When JetBlue needs to justify the cost of their new navigation system, what do they do?  They turn to the numbers to calculate the cost savings gained.


And since navigation has everything to do with geospatial analysis, they determine that using this navigation system for landings at JFK will shorten the fleet’s landing path enough to save 18 gallons of jet fuel, which equates to about $50, per flight.

It will come as no surprise that Navteq, a navigation data provider purchased by Nokia in 2007 for $8.1 billion, has been making the same argument for everyday vehicle driving since 2009.

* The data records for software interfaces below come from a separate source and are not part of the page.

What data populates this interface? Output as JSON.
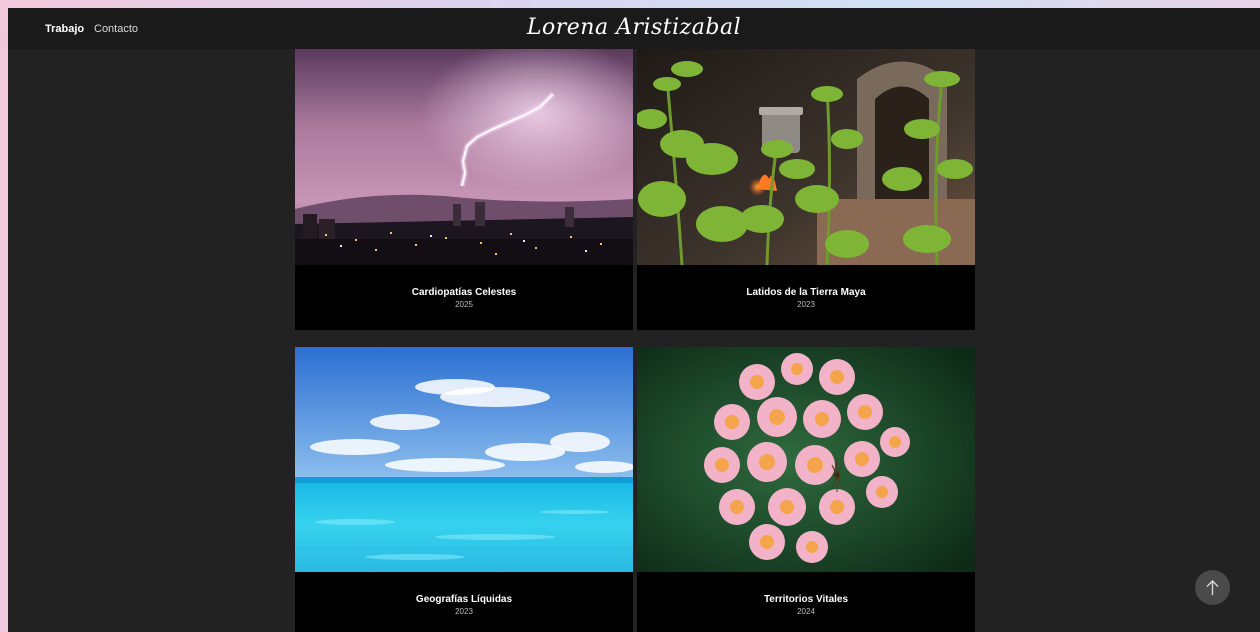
{
  "nav": {
    "items": [
      {
        "label": "Trabajo"
      },
      {
        "label": "Contacto"
      }
    ]
  },
  "brand": {
    "logo_text": "Lorena Aristizabal"
  },
  "projects": [
    {
      "title": "Cardiopatías Celestes",
      "year": "2025",
      "photo_icon": "lightning-city-photo"
    },
    {
      "title": "Latidos de la Tierra Maya",
      "year": "2023",
      "photo_icon": "plant-kitchen-photo"
    },
    {
      "title": "Geografías Líquidas",
      "year": "2023",
      "photo_icon": "ocean-sky-photo"
    },
    {
      "title": "Territorios Vitales",
      "year": "2024",
      "photo_icon": "flower-cluster-photo"
    }
  ],
  "scroll_top": {
    "icon": "arrow-up-icon"
  },
  "colors": {
    "frame_bg": "#222222",
    "topbar_bg": "#1a1a1a",
    "card_bg": "#000000",
    "text": "#ffffff",
    "scroll_button": "#4a4a4a"
  }
}
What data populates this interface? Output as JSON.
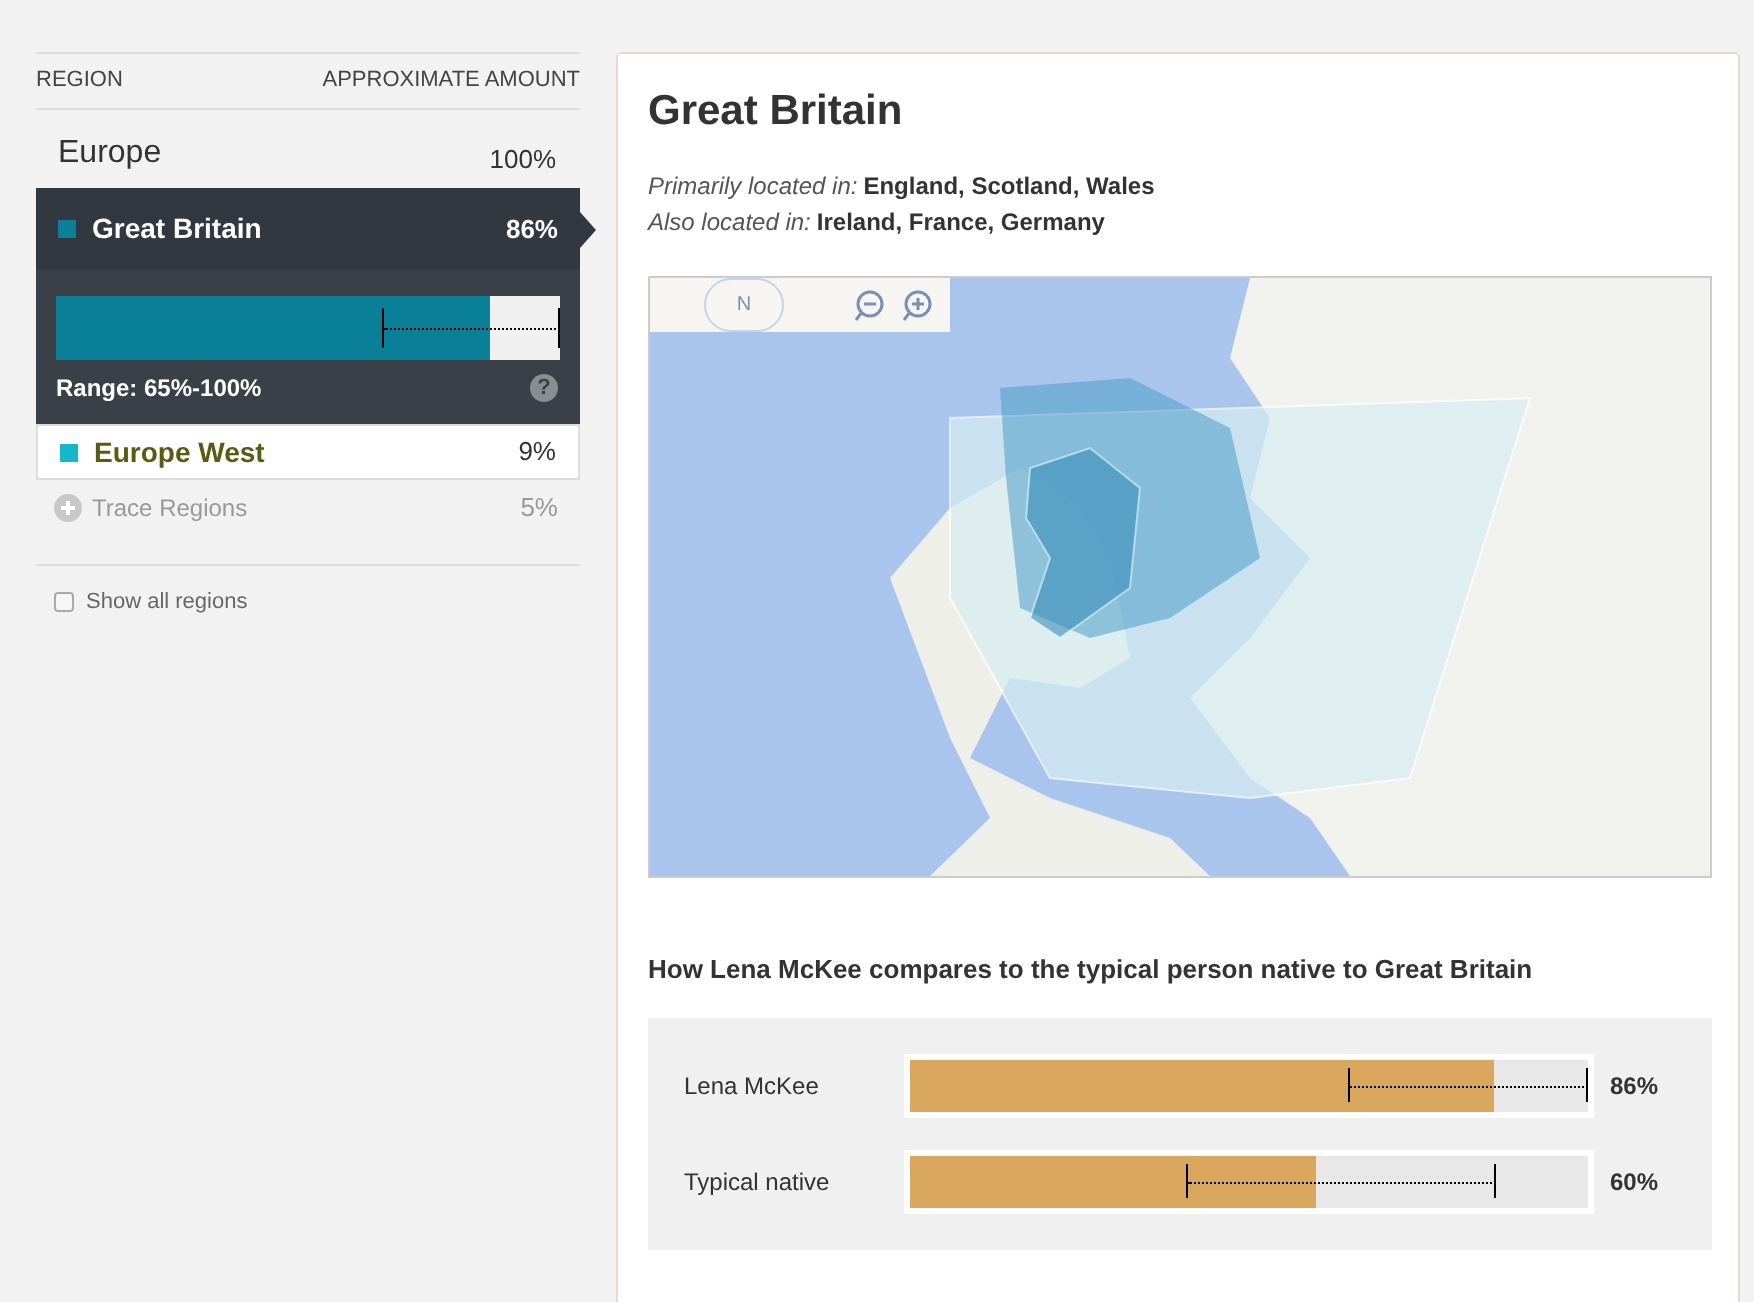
{
  "sidebar": {
    "columns": [
      "REGION",
      "APPROXIMATE AMOUNT"
    ],
    "group": {
      "name": "Europe",
      "amount": "100%"
    },
    "regions": [
      {
        "kind": "detail",
        "name": "Great Britain",
        "amount": "86%",
        "color": "#0a8098",
        "selected": true,
        "level": 0.86,
        "range": {
          "low": {
            "level": 0.65
          },
          "high": {
            "level": 1.0
          }
        },
        "range_text": "Range: 65%-100%",
        "help": "?"
      },
      {
        "kind": "plain",
        "name": "Europe West",
        "amount": "9%",
        "color": "#16b8c8",
        "selected": false
      },
      {
        "kind": "trace",
        "name": "Trace Regions",
        "amount": "5%"
      }
    ],
    "show_all": {
      "label": "Show all regions",
      "checked": false
    }
  },
  "detail": {
    "title": "Great Britain",
    "primarily": {
      "label": "Primarily located in:",
      "places": "England, Scotland, Wales"
    },
    "also": {
      "label": "Also located in:",
      "places": "Ireland, France, Germany"
    },
    "map": {
      "compass": "N"
    },
    "compare": {
      "heading": "How Lena McKee compares to the typical person native to Great Britain",
      "rows": [
        {
          "label": "Lena McKee",
          "level": 0.86,
          "range": {
            "low": {
              "level": 0.65
            },
            "high": {
              "level": 1.0
            }
          },
          "value": "86%"
        },
        {
          "label": "Typical native",
          "level": 0.6,
          "range": {
            "low": {
              "level": 0.41
            },
            "high": {
              "level": 0.865
            }
          },
          "value": "60%"
        }
      ]
    }
  }
}
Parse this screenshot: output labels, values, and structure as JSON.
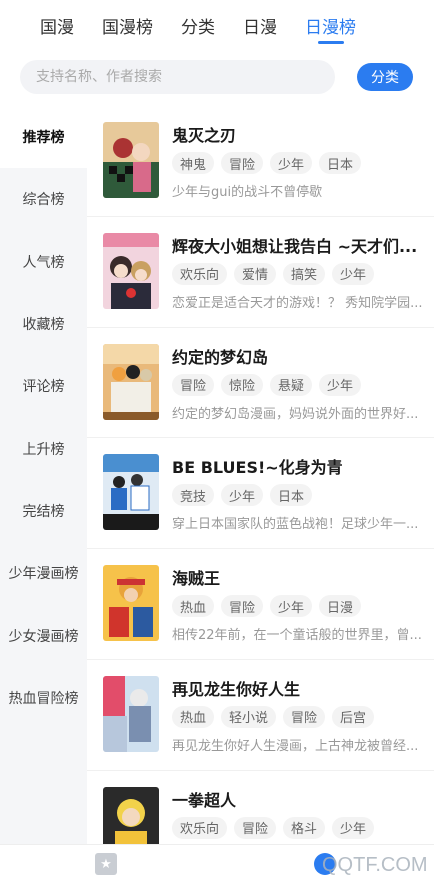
{
  "tabs": [
    "国漫",
    "国漫榜",
    "分类",
    "日漫",
    "日漫榜"
  ],
  "active_tab": 4,
  "search": {
    "placeholder": "支持名称、作者搜索"
  },
  "category_button": "分类",
  "sidebar": {
    "items": [
      {
        "label": "推荐榜",
        "active": true
      },
      {
        "label": "综合榜"
      },
      {
        "label": "人气榜"
      },
      {
        "label": "收藏榜"
      },
      {
        "label": "评论榜"
      },
      {
        "label": "上升榜"
      },
      {
        "label": "完结榜"
      },
      {
        "label": "少年漫画榜"
      },
      {
        "label": "少女漫画榜"
      },
      {
        "label": "热血冒险榜"
      }
    ]
  },
  "manga": [
    {
      "title": "鬼灭之刃",
      "tags": [
        "神鬼",
        "冒险",
        "少年",
        "日本"
      ],
      "desc": "少年与gui的战斗不曾停歇"
    },
    {
      "title": "辉夜大小姐想让我告白 ~天才们...",
      "tags": [
        "欢乐向",
        "爱情",
        "搞笑",
        "少年"
      ],
      "desc": "恋爱正是适合天才的游戏！？ 秀知院学园..."
    },
    {
      "title": "约定的梦幻岛",
      "tags": [
        "冒险",
        "惊险",
        "悬疑",
        "少年"
      ],
      "desc": "约定的梦幻岛漫画，妈妈说外面的世界好..."
    },
    {
      "title": "BE BLUES!~化身为青",
      "tags": [
        "竞技",
        "少年",
        "日本"
      ],
      "desc": "穿上日本国家队的蓝色战袍！足球少年一..."
    },
    {
      "title": "海贼王",
      "tags": [
        "热血",
        "冒险",
        "少年",
        "日漫"
      ],
      "desc": "相传22年前，在一个童话般的世界里，曾..."
    },
    {
      "title": "再见龙生你好人生",
      "tags": [
        "热血",
        "轻小说",
        "冒险",
        "后宫"
      ],
      "desc": "再见龙生你好人生漫画，上古神龙被曾经..."
    },
    {
      "title": "一拳超人",
      "tags": [
        "欢乐向",
        "冒险",
        "格斗",
        "少年"
      ],
      "desc": ""
    }
  ],
  "watermark": "QQTF.COM",
  "colors": {
    "accent": "#2b7cf0"
  }
}
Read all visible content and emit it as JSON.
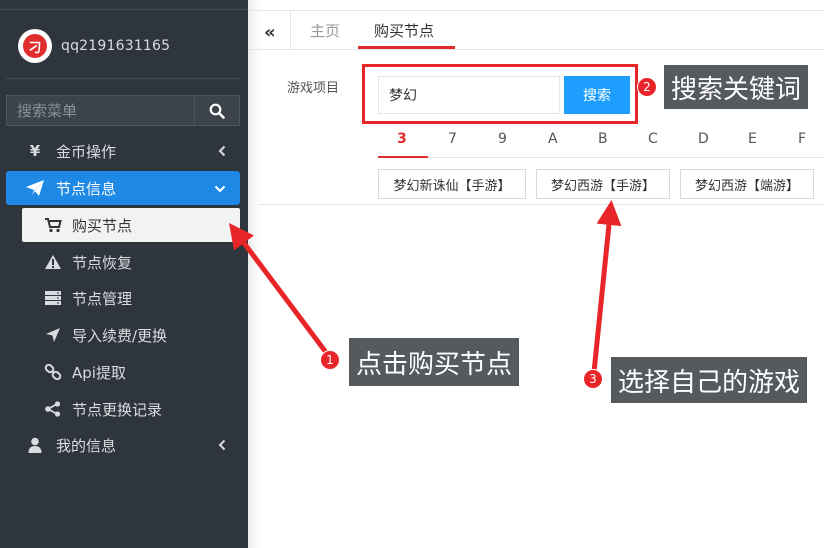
{
  "sidebar": {
    "username": "qq2191631165",
    "avatar_glyph": "刁",
    "search_placeholder": "搜索菜单",
    "menu": {
      "coin_ops": "金币操作",
      "node_info": "节点信息",
      "my_info": "我的信息"
    },
    "submenu": {
      "buy_node": "购买节点",
      "node_restore": "节点恢复",
      "node_manage": "节点管理",
      "import_renew": "导入续费/更换",
      "api_fetch": "Api提取",
      "node_change_log": "节点更换记录"
    }
  },
  "tabs": {
    "collapse": "«",
    "home": "主页",
    "buy": "购买节点"
  },
  "form": {
    "label": "游戏项目",
    "keyword_value": "梦幻",
    "search_button": "搜索"
  },
  "letters": [
    "3",
    "7",
    "9",
    "A",
    "B",
    "C",
    "D",
    "E",
    "F"
  ],
  "games": [
    "梦幻新诛仙【手游】",
    "梦幻西游【手游】",
    "梦幻西游【端游】"
  ],
  "annotations": {
    "step1": {
      "num": "1",
      "text": "点击购买节点"
    },
    "step2": {
      "num": "2",
      "text": "搜索关键词"
    },
    "step3": {
      "num": "3",
      "text": "选择自己的游戏"
    }
  },
  "colors": {
    "sidebar_bg": "#2f353c",
    "active_blue": "#1e88e5",
    "button_blue": "#1e9fff",
    "accent_red": "#e02d2d",
    "annotation_bg": "#555a5f"
  }
}
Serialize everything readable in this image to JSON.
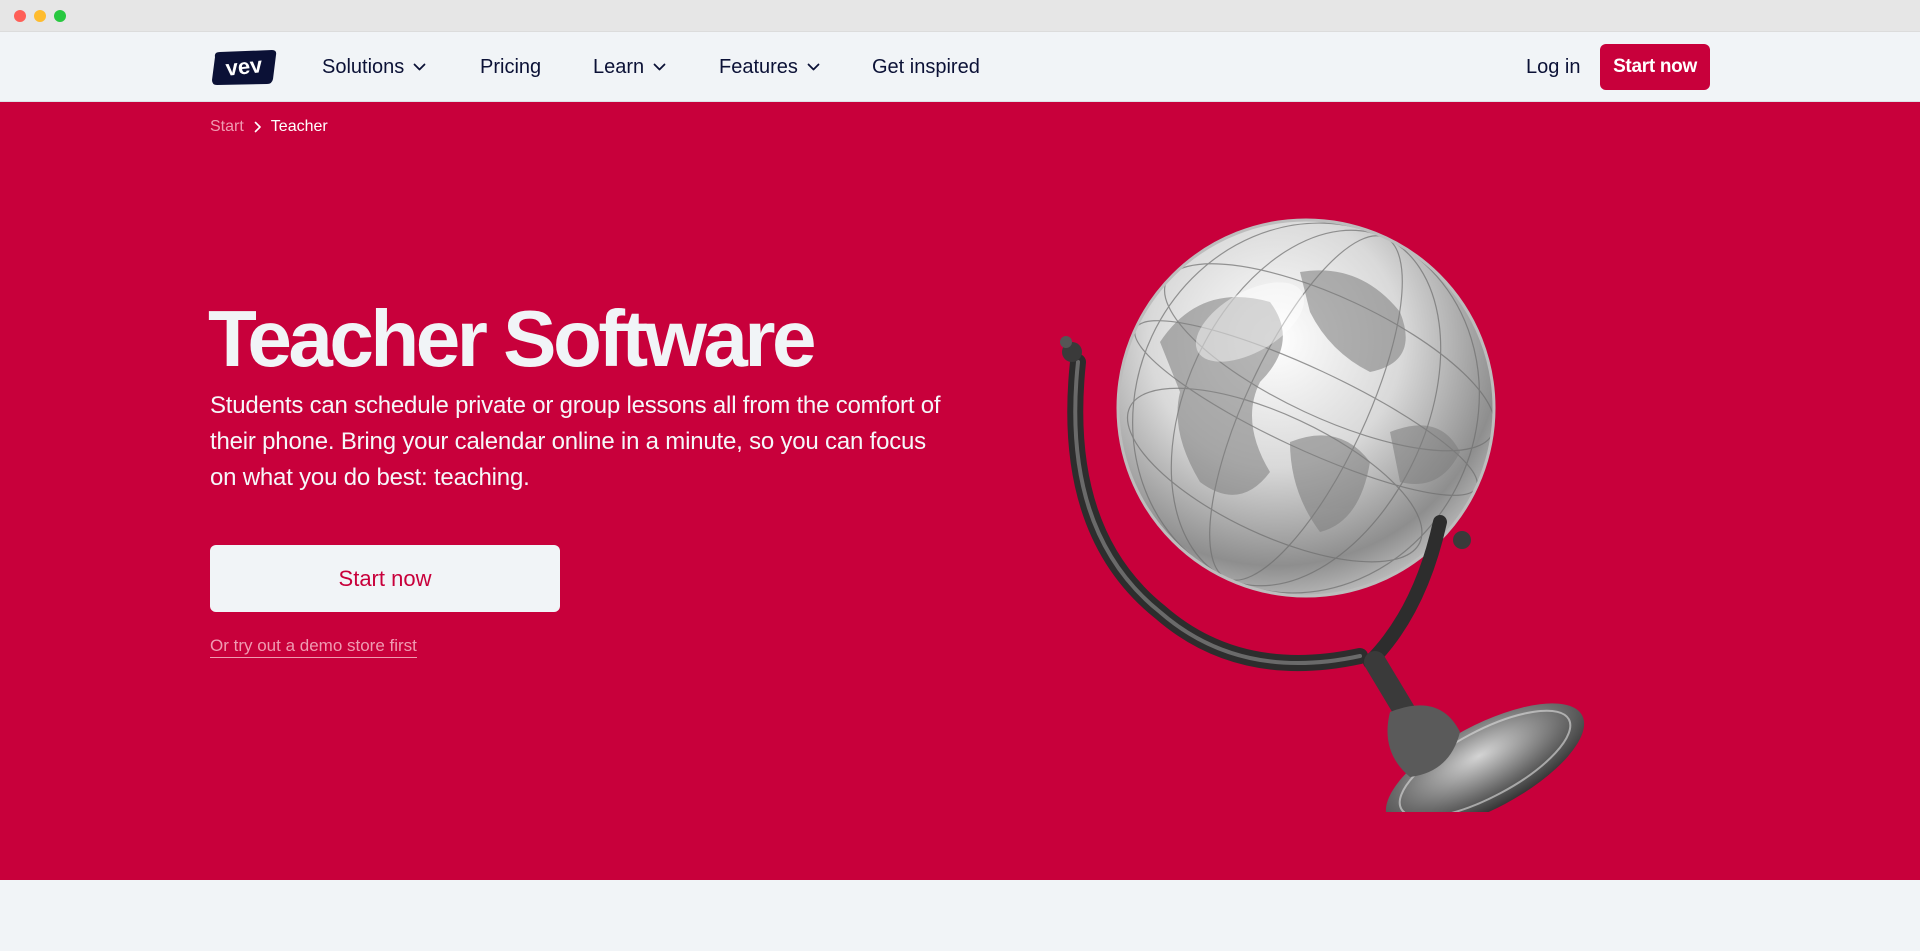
{
  "brand": {
    "logo_text": "vev",
    "accent_color": "#c8003b",
    "dark_color": "#0b1136"
  },
  "nav": {
    "items": [
      {
        "label": "Solutions",
        "has_dropdown": true
      },
      {
        "label": "Pricing",
        "has_dropdown": false
      },
      {
        "label": "Learn",
        "has_dropdown": true
      },
      {
        "label": "Features",
        "has_dropdown": true
      },
      {
        "label": "Get inspired",
        "has_dropdown": false
      }
    ],
    "login_label": "Log in",
    "start_label": "Start now"
  },
  "breadcrumb": {
    "items": [
      "Start",
      "Teacher"
    ]
  },
  "hero": {
    "title": "Teacher Software",
    "description": "Students can schedule private or group lessons all from the comfort of their phone. Bring your calendar online in a minute, so you can focus on what you do best: teaching.",
    "cta_label": "Start now",
    "demo_link": "Or try out a demo store first",
    "background_color": "#c8003b"
  },
  "icons": [
    "chevron-down-icon",
    "chevron-right-icon",
    "globe-illustration"
  ]
}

What would really be amazing is if whomever sold the navigation system cost-savings concept to JetBlue produced these results before the decision was made to move forward with the project; and if they have similar analyses for each hub with the potential future savings once approved.  Now that would be powerful marketing.